══ Records for this exercise ══

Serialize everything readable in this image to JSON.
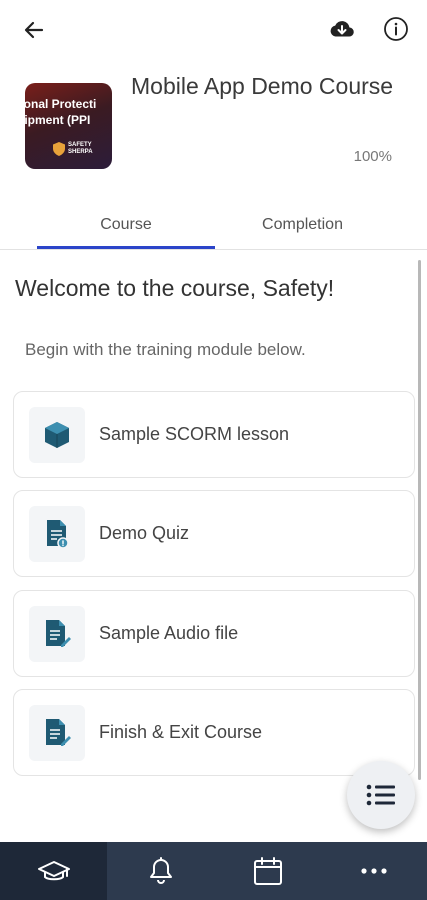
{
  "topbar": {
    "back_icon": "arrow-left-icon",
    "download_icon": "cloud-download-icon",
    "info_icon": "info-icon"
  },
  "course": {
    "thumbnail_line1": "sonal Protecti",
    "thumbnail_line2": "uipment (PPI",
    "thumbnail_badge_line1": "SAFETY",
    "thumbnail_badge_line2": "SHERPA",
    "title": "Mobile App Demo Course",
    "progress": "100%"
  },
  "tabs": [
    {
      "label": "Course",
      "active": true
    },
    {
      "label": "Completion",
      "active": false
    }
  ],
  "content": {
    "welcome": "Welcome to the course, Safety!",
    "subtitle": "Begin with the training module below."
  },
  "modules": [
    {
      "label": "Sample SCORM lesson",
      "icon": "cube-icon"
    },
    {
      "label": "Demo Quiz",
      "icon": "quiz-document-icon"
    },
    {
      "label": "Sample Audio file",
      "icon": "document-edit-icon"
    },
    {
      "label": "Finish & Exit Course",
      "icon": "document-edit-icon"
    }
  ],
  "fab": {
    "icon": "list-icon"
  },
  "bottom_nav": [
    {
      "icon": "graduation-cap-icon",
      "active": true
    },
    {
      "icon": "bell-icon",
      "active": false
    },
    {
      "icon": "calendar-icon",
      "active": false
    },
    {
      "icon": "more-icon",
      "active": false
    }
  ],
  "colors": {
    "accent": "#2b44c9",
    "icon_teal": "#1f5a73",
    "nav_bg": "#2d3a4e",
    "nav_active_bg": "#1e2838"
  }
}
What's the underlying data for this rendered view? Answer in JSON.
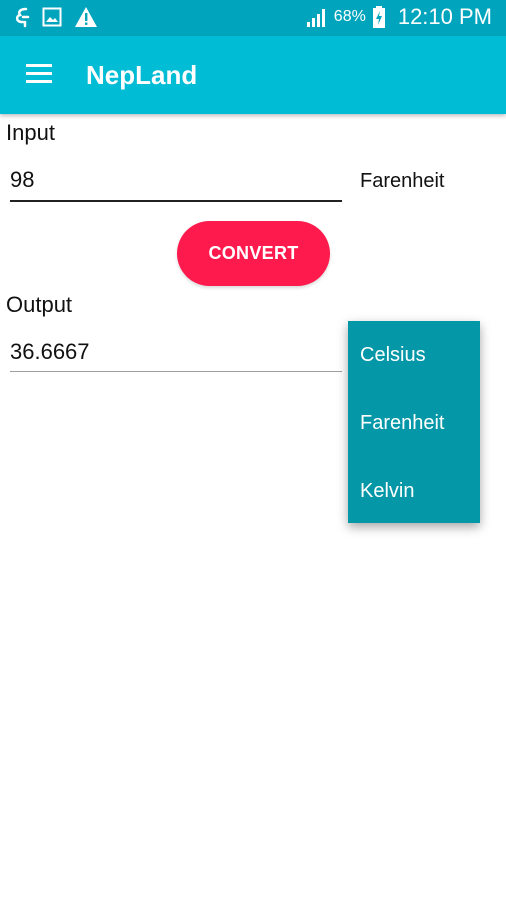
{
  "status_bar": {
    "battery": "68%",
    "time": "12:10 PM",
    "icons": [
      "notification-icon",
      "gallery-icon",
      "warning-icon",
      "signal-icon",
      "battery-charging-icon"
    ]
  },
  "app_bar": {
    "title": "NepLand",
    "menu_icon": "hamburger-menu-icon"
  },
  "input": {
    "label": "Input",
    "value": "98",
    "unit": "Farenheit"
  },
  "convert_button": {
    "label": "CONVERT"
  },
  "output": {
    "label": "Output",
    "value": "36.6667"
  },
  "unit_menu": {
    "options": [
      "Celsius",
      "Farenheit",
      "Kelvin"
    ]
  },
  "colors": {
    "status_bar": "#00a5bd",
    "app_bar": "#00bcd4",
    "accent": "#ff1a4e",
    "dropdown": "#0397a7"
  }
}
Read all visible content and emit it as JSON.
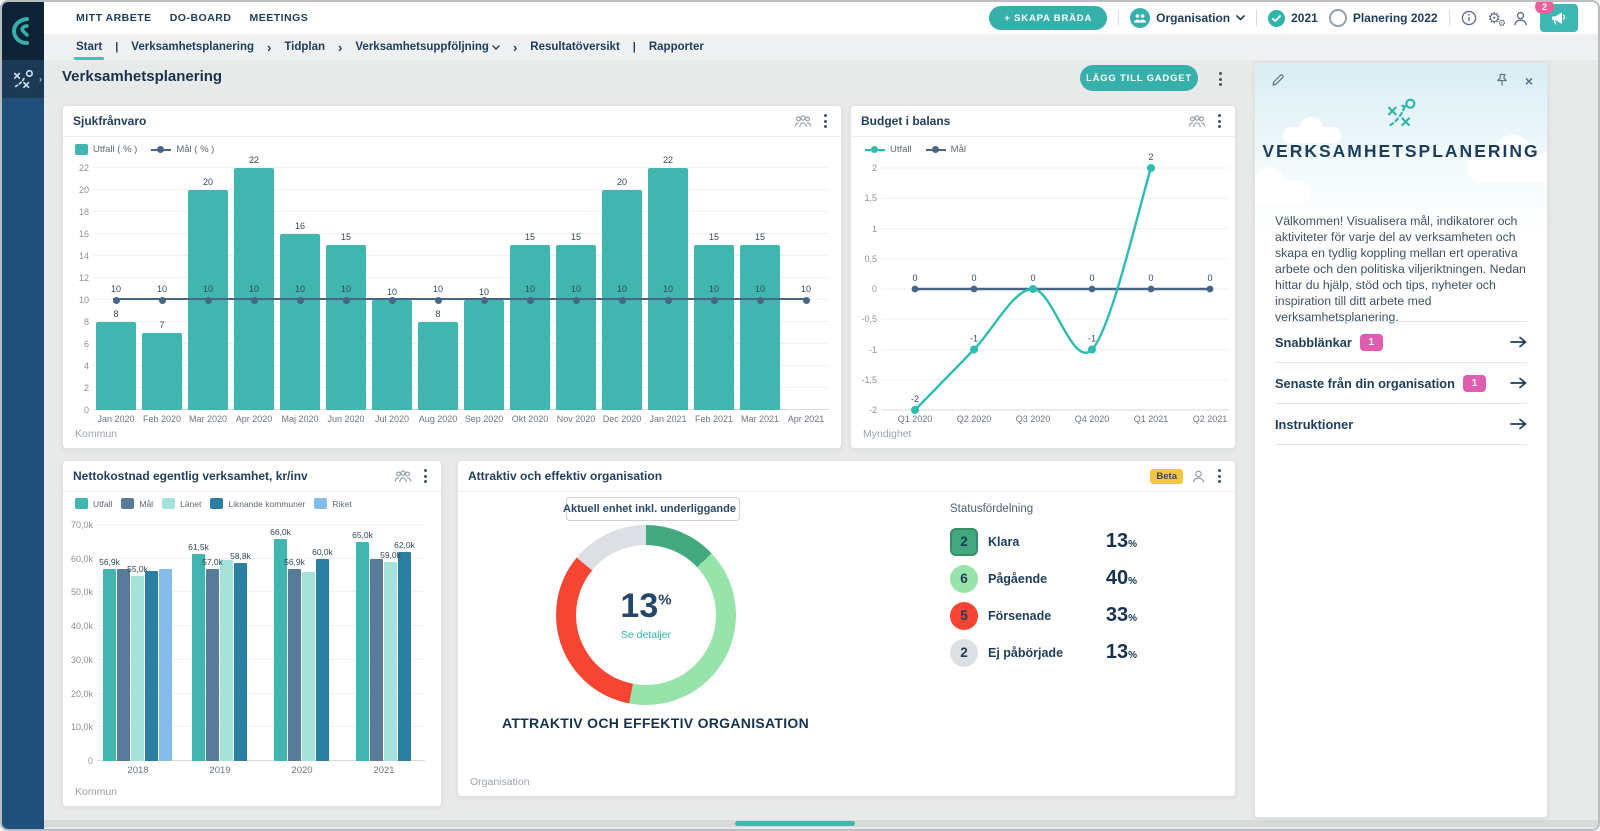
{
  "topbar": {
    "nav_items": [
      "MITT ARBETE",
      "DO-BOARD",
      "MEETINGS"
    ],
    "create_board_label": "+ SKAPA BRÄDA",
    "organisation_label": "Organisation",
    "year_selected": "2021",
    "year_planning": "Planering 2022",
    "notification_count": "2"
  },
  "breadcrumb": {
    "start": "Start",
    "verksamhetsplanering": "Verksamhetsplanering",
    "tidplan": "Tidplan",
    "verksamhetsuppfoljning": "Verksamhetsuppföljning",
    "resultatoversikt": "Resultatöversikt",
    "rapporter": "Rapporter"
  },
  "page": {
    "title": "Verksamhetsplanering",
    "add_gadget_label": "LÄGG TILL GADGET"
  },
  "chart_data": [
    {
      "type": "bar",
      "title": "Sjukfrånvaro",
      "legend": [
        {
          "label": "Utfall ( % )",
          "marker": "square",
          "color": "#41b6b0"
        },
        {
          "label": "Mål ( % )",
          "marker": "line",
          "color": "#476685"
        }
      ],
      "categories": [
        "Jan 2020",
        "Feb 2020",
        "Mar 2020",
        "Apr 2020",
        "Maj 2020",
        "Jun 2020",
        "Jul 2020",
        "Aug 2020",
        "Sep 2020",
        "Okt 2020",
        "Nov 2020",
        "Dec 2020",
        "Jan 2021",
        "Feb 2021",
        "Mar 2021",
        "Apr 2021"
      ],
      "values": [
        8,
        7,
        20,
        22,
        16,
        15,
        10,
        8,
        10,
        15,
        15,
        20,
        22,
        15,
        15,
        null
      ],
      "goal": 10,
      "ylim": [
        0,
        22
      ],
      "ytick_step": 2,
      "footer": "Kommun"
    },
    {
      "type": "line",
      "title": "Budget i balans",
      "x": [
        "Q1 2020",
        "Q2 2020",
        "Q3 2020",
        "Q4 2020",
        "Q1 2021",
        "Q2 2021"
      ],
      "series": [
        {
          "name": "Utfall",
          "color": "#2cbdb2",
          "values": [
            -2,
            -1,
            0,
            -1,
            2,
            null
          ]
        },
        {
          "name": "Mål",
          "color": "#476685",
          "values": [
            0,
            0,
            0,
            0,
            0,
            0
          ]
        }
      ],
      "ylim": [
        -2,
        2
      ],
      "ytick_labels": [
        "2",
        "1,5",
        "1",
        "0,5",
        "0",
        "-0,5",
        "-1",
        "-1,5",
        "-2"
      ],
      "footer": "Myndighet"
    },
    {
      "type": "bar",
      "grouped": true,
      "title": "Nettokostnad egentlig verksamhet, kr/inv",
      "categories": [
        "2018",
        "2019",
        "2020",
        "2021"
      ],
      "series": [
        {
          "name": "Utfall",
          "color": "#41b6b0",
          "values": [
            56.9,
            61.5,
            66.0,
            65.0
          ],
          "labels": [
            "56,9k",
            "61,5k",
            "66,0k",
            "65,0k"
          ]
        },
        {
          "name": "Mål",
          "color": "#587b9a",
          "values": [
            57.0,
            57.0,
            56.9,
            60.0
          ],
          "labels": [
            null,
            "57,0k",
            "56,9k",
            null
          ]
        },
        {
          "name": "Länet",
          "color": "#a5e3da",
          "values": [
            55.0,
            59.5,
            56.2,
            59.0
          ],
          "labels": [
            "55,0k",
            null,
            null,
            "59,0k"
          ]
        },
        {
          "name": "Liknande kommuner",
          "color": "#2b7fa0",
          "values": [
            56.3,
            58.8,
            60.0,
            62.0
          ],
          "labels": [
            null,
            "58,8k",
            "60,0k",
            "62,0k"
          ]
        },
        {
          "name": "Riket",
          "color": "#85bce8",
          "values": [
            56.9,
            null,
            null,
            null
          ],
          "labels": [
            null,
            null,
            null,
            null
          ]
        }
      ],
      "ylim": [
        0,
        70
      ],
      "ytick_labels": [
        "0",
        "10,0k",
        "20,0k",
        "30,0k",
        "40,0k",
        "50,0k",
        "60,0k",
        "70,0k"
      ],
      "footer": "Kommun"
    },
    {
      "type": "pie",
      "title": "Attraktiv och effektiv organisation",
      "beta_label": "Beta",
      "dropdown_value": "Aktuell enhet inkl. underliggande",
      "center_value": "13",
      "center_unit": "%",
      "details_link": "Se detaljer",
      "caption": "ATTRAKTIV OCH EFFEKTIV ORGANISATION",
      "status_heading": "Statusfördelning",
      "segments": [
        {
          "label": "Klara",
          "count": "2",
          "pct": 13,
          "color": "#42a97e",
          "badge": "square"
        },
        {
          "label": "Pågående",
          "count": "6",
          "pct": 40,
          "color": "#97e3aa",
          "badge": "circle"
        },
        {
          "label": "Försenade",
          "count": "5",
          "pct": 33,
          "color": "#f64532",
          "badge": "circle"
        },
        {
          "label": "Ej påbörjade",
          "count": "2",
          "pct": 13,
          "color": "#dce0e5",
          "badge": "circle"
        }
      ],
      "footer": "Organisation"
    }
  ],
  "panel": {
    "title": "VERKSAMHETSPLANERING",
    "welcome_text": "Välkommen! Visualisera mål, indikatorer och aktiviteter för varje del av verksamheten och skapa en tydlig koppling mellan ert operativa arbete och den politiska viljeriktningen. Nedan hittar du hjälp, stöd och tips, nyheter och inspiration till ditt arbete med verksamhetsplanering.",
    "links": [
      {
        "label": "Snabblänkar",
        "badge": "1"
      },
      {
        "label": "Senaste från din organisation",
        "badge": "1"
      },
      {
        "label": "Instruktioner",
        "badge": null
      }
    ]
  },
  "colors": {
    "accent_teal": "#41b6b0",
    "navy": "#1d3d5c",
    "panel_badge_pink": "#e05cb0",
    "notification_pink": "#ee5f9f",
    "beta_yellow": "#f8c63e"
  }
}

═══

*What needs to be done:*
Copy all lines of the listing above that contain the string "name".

*Answer to this problem:*
          "name": "Utfall",
          "name": "Mål",
          "name": "Utfall",
          "name": "Mål",
          "name": "Länet",
          "name": "Liknande kommuner",
          "name": "Riket",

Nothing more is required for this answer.